**Required action:**
Look for the string "through" in the listing. Copy each line that has it.

=== Section Start ===

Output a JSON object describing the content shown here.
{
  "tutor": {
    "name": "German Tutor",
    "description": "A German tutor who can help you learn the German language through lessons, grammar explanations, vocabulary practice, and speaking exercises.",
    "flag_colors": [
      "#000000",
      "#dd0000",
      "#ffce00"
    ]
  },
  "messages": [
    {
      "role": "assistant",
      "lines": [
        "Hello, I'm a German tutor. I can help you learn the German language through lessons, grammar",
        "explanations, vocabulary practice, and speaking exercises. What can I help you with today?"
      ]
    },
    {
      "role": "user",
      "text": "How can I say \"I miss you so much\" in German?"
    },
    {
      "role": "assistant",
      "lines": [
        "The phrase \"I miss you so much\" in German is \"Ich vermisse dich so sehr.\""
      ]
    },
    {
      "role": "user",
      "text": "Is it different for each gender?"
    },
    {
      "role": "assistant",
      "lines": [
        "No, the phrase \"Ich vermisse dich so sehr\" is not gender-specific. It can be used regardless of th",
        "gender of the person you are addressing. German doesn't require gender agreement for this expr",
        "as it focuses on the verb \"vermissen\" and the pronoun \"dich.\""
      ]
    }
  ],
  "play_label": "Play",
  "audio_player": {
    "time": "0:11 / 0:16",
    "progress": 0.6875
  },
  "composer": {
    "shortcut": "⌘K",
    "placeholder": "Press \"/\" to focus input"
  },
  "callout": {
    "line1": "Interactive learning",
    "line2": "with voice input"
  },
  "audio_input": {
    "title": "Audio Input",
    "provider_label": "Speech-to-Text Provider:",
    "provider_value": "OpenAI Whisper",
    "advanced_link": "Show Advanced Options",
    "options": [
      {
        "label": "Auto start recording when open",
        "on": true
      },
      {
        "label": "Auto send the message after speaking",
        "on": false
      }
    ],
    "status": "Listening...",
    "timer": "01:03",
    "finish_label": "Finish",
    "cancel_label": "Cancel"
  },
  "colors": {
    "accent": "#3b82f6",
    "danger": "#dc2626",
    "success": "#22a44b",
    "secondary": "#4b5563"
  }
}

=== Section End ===
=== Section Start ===

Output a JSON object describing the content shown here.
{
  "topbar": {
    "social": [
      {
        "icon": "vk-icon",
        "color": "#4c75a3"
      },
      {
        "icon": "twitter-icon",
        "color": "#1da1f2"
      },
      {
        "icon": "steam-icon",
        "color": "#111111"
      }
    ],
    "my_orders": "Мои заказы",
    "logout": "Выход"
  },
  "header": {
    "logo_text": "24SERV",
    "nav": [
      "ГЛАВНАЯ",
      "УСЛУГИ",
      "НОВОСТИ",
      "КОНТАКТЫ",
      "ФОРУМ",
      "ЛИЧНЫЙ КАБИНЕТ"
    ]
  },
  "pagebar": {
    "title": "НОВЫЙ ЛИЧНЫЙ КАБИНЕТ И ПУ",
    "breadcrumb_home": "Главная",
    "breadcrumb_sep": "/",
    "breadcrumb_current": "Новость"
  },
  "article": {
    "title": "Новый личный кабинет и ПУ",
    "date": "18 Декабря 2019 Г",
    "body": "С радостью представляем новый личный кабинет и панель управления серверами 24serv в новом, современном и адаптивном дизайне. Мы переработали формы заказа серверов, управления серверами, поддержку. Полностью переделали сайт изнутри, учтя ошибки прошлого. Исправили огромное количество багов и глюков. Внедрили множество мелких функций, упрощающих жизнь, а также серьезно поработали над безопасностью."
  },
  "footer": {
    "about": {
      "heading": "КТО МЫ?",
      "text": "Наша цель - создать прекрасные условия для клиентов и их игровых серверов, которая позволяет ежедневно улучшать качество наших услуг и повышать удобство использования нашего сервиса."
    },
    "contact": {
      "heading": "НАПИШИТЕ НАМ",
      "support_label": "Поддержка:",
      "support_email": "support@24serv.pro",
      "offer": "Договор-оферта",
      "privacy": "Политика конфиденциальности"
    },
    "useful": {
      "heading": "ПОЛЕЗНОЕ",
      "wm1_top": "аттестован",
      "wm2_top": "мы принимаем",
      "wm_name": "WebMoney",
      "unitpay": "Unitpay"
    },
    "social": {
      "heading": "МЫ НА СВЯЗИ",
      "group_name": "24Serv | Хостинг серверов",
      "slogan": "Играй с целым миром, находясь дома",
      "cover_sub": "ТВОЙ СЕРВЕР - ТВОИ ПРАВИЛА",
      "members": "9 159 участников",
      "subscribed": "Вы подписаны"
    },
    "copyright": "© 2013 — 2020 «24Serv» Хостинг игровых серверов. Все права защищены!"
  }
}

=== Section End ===

**Response box:**
    "description": "A German tutor who can help you learn the German language through lessons, grammar explanations, vocabulary practice, and speaking exercises.",
        "Hello, I'm a German tutor. I can help you learn the German language through lessons, grammar",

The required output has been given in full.